Huyen Langlon is an Indian martial art form; it comprises of two parts: Thang Ta (armed combat) and Sarit Sarak (unarmed combat). ‘Thang’ means sword, while ‘Ta’ means spear – the two main weapons of the form. Practitioners also used axes and shields sometimes. Thang Ta can be practiced in tantric (ritualistic), dance and combat ways.
Huyen Langlon’s ancient history is hidden in local hymns and legends that credit the martial art and its related dances to native gods. It is considered so sacred that violating any of its strict rules is seen as shameful and sinful.
Following a challenge, a day is selected for the combat; in the meanwhile, warriors will prepare their weapons. Allowing your opponent to shoot the first bow or spear is a sign of immense courage.
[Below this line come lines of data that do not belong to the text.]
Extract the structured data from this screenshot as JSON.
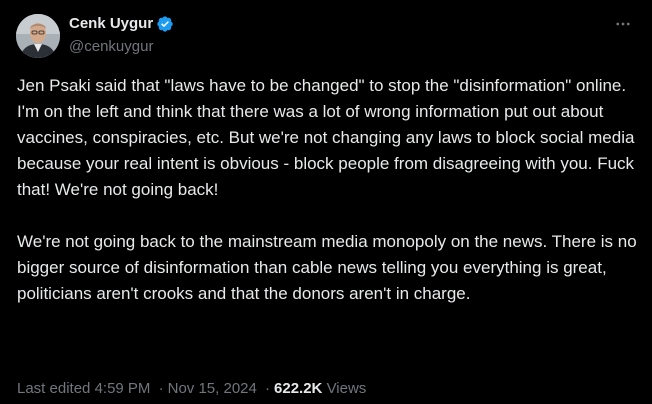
{
  "author": {
    "display_name": "Cenk Uygur",
    "handle": "@cenkuygur",
    "verified": true
  },
  "tweet": {
    "paragraphs": [
      "Jen Psaki said that \"laws have to be changed\" to stop the \"disinformation\" online. I'm on the left and think that there was a lot of wrong information put out about vaccines, conspiracies, etc. But we're not changing any laws to block social media because your real intent is obvious - block people from disagreeing with you. Fuck that! We're not going back!",
      "We're not going back to the mainstream media monopoly on the news. There is no bigger source of disinformation than cable news telling you everything is great, politicians aren't crooks and that the donors aren't in charge."
    ],
    "edited_label": "Last edited",
    "time": "4:59 PM",
    "date": "Nov 15, 2024",
    "separator": "·",
    "views_count": "622.2K",
    "views_label": "Views"
  },
  "icons": {
    "verified": "verified-badge-icon",
    "more": "more-horizontal-icon"
  },
  "colors": {
    "background": "#000000",
    "text_primary": "#e7e9ea",
    "text_secondary": "#71767b",
    "verified_blue": "#1d9bf0"
  }
}
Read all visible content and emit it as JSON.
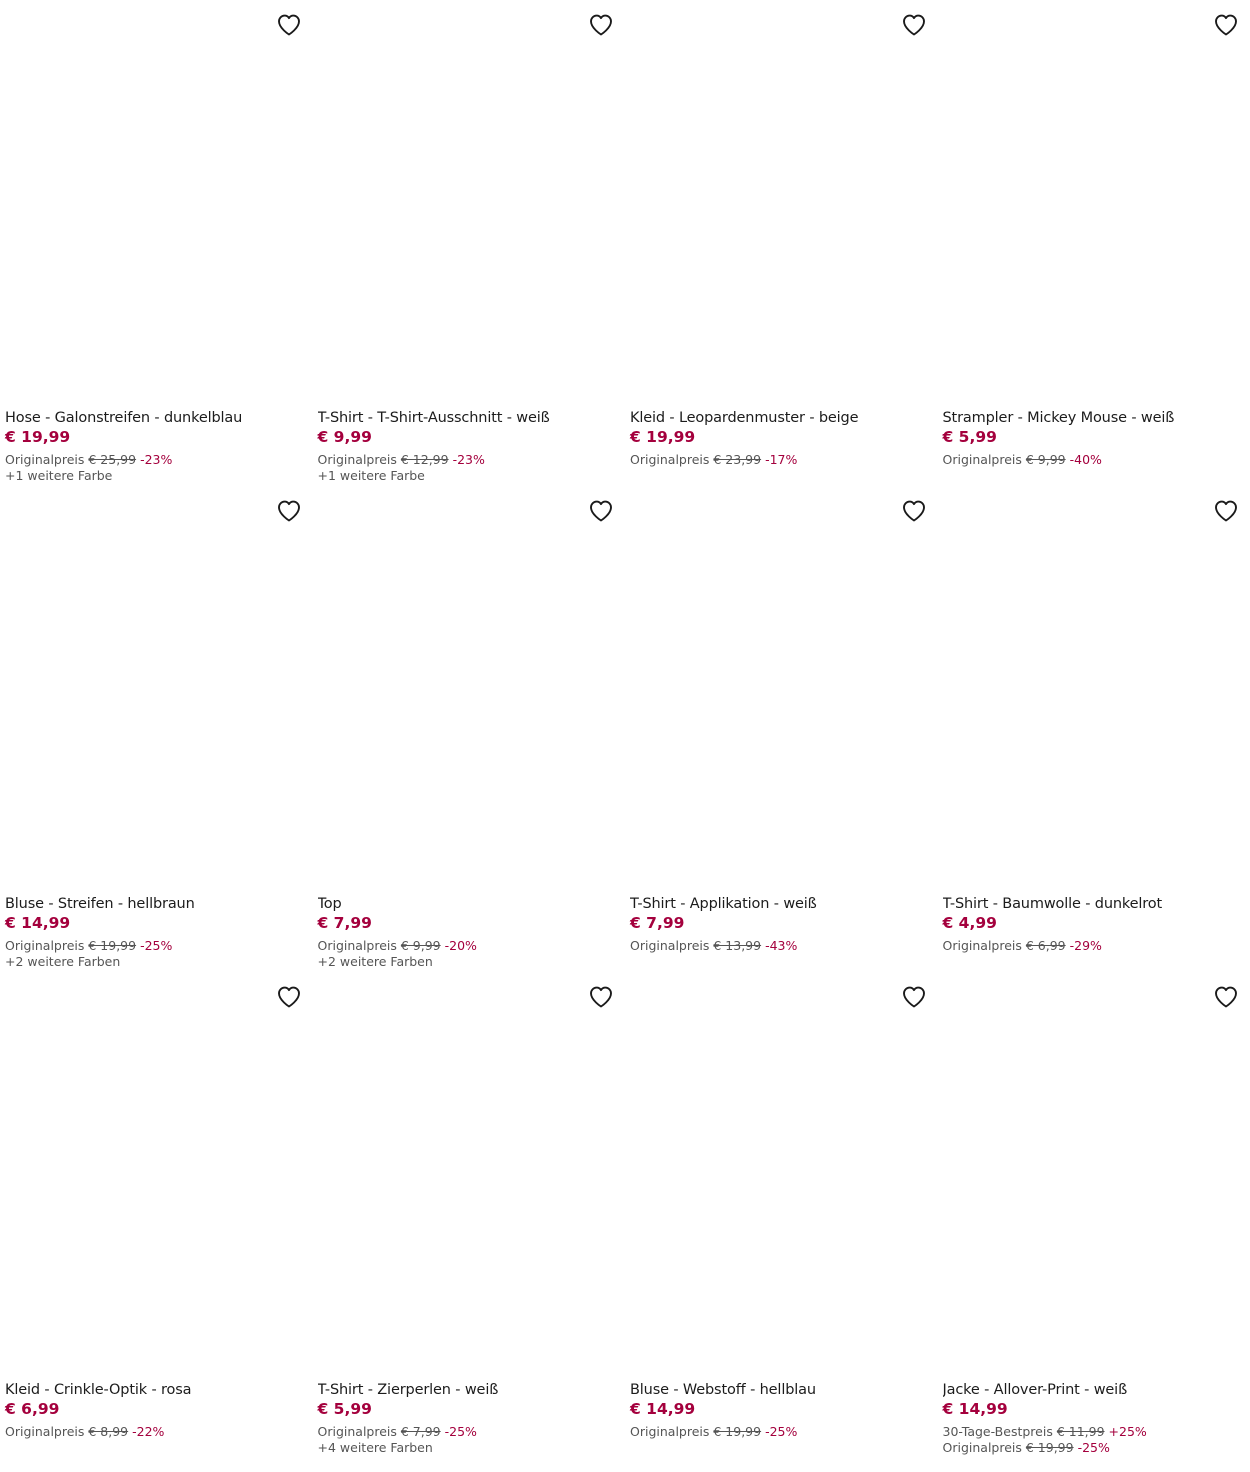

After the battle, it was customary to take the loser’s head as a trophy. Opponents who ran, begged for mercy or cried in fear were usually spared by the victor.
While it was not necessary for a warrior to kill his opponent, it was expected that he would behead the loser. As a token, either before the combat or before the beheading, the two warriors share a meal prepared by their wives.
When the British went to northeast India, they prohibited martial arts, duels to the death and other violent customs of the region. This ban was hard to enforce as the area was pretty inaccessible. It was only with the adoption of Christianity that the local people left their more violent customs behind.
Anyone who wishes to learn the fighting form starts off with the armed combat aspects of it before progressing to the unarmed tactics. Thang Ta also incorporates ningsha kanglon (breathing exercises), layeng kanglon (traditional medicine), and thengouron (sacred dances).